Raskolnikov becomes annoyed with Pulcheria Alexandrovna and Dunya and orders them out of the room. He also commands Dunya to break her engagement with Luzhin. Razumikhin, meanwhile, falls in love with Dunya. The next morning, Razumikhin tries to explain Raskolnikov’s character to Dunya and Pulcheria Alexandrovna, and then the three return to Raskolnikov’s apartment. There, Zossimov greets them and tells them that Raskolnikov’s condition is much improved. Raskolnikov apologizes for his behavior the night before and confesses to giving all his money to the Marmeladovs. But he soon grows angry and irritable again and demands that Dunya not marry Luzhin. Dunya tells him that she is meeting with Luzhin that evening, and that although Luzhin has requested specifically that Raskolnikov not be there, she would like

Hai raggiunto la fine di questa anteprima. Registrati per continuare a leggere!
Pagina 1 di 1

Recensioni

Cosa pensano gli utenti di Crime and Punishment SparkNotes Literature Guide

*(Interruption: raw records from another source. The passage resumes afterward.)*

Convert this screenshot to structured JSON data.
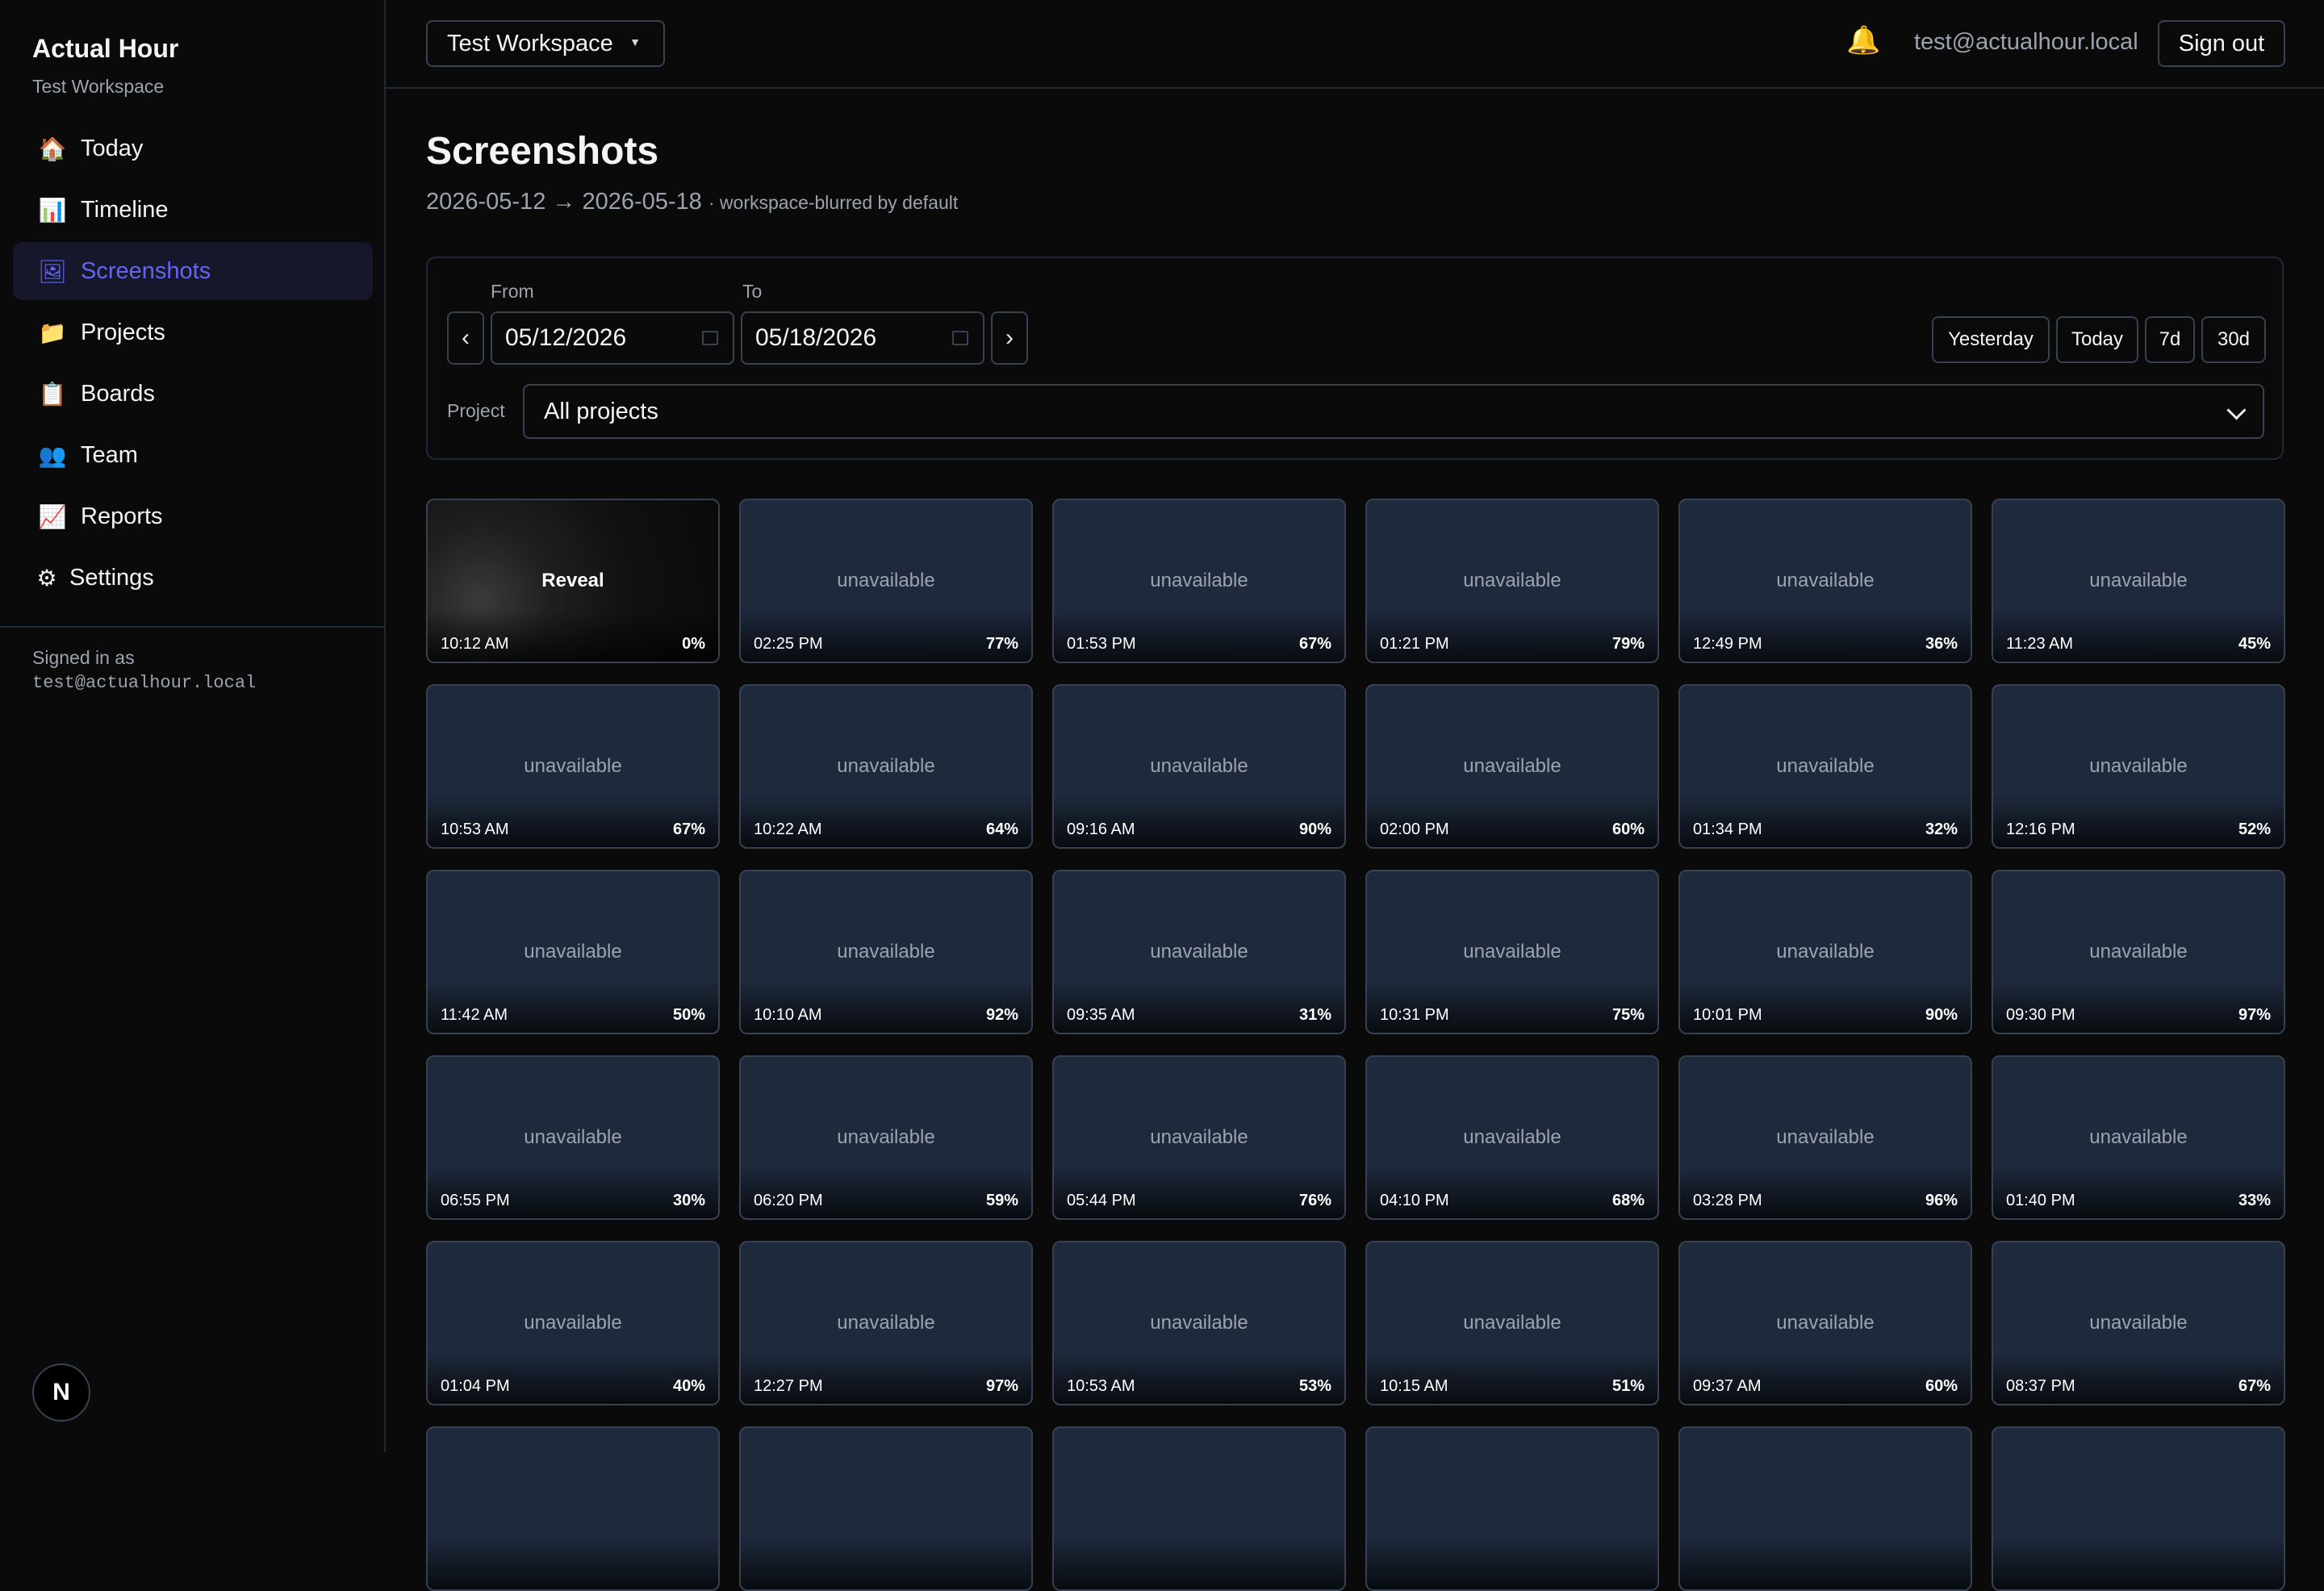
{
  "sidebar": {
    "brand_title": "Actual Hour",
    "brand_subtitle": "Test Workspace",
    "items": [
      {
        "label": "Today",
        "icon": "🏠"
      },
      {
        "label": "Timeline",
        "icon": "📊"
      },
      {
        "label": "Screenshots",
        "icon": "🖼",
        "active": true
      },
      {
        "label": "Projects",
        "icon": "📁"
      },
      {
        "label": "Boards",
        "icon": "📋"
      },
      {
        "label": "Team",
        "icon": "👥"
      },
      {
        "label": "Reports",
        "icon": "📈"
      },
      {
        "label": "Settings",
        "icon": "⚙"
      }
    ],
    "signed_in_label": "Signed in as",
    "signed_in_email": "test@actualhour.local",
    "badge_letter": "N"
  },
  "topbar": {
    "workspace": "Test Workspace",
    "workspace_caret": "▼",
    "bell_icon": "🔔",
    "user_email": "test@actualhour.local",
    "sign_out": "Sign out"
  },
  "page": {
    "title": "Screenshots",
    "range": "2026-05-12 → 2026-05-18",
    "range_note": "· workspace-blurred by default"
  },
  "filters": {
    "from_label": "From",
    "to_label": "To",
    "prev": "‹",
    "next": "›",
    "from_value": "05/12/2026",
    "to_value": "05/18/2026",
    "quick": [
      "Yesterday",
      "Today",
      "7d",
      "30d"
    ],
    "project_label": "Project",
    "project_value": "All projects"
  },
  "tiles": [
    {
      "label": "Reveal",
      "time": "10:12 AM",
      "pct": "0%",
      "blurred": true
    },
    {
      "label": "unavailable",
      "time": "02:25 PM",
      "pct": "77%"
    },
    {
      "label": "unavailable",
      "time": "01:53 PM",
      "pct": "67%"
    },
    {
      "label": "unavailable",
      "time": "01:21 PM",
      "pct": "79%"
    },
    {
      "label": "unavailable",
      "time": "12:49 PM",
      "pct": "36%"
    },
    {
      "label": "unavailable",
      "time": "11:23 AM",
      "pct": "45%"
    },
    {
      "label": "unavailable",
      "time": "10:53 AM",
      "pct": "67%"
    },
    {
      "label": "unavailable",
      "time": "10:22 AM",
      "pct": "64%"
    },
    {
      "label": "unavailable",
      "time": "09:16 AM",
      "pct": "90%"
    },
    {
      "label": "unavailable",
      "time": "02:00 PM",
      "pct": "60%"
    },
    {
      "label": "unavailable",
      "time": "01:34 PM",
      "pct": "32%"
    },
    {
      "label": "unavailable",
      "time": "12:16 PM",
      "pct": "52%"
    },
    {
      "label": "unavailable",
      "time": "11:42 AM",
      "pct": "50%"
    },
    {
      "label": "unavailable",
      "time": "10:10 AM",
      "pct": "92%"
    },
    {
      "label": "unavailable",
      "time": "09:35 AM",
      "pct": "31%"
    },
    {
      "label": "unavailable",
      "time": "10:31 PM",
      "pct": "75%"
    },
    {
      "label": "unavailable",
      "time": "10:01 PM",
      "pct": "90%"
    },
    {
      "label": "unavailable",
      "time": "09:30 PM",
      "pct": "97%"
    },
    {
      "label": "unavailable",
      "time": "06:55 PM",
      "pct": "30%"
    },
    {
      "label": "unavailable",
      "time": "06:20 PM",
      "pct": "59%"
    },
    {
      "label": "unavailable",
      "time": "05:44 PM",
      "pct": "76%"
    },
    {
      "label": "unavailable",
      "time": "04:10 PM",
      "pct": "68%"
    },
    {
      "label": "unavailable",
      "time": "03:28 PM",
      "pct": "96%"
    },
    {
      "label": "unavailable",
      "time": "01:40 PM",
      "pct": "33%"
    },
    {
      "label": "unavailable",
      "time": "01:04 PM",
      "pct": "40%"
    },
    {
      "label": "unavailable",
      "time": "12:27 PM",
      "pct": "97%"
    },
    {
      "label": "unavailable",
      "time": "10:53 AM",
      "pct": "53%"
    },
    {
      "label": "unavailable",
      "time": "10:15 AM",
      "pct": "51%"
    },
    {
      "label": "unavailable",
      "time": "09:37 AM",
      "pct": "60%"
    },
    {
      "label": "unavailable",
      "time": "08:37 PM",
      "pct": "67%"
    },
    {
      "label": "",
      "time": "",
      "pct": ""
    },
    {
      "label": "",
      "time": "",
      "pct": ""
    },
    {
      "label": "",
      "time": "",
      "pct": ""
    },
    {
      "label": "",
      "time": "",
      "pct": ""
    },
    {
      "label": "",
      "time": "",
      "pct": ""
    },
    {
      "label": "",
      "time": "",
      "pct": ""
    }
  ],
  "colors": {
    "accent": "#6366f1",
    "bell": "#f59e0b",
    "tile_bg": "#1e293b",
    "background": "#0a0a0b"
  }
}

0
0 valutazioni / 0 Recensioni
Cosa ne pensi?
Valutazione: 0 su 5 stelle

Recensioni dei lettori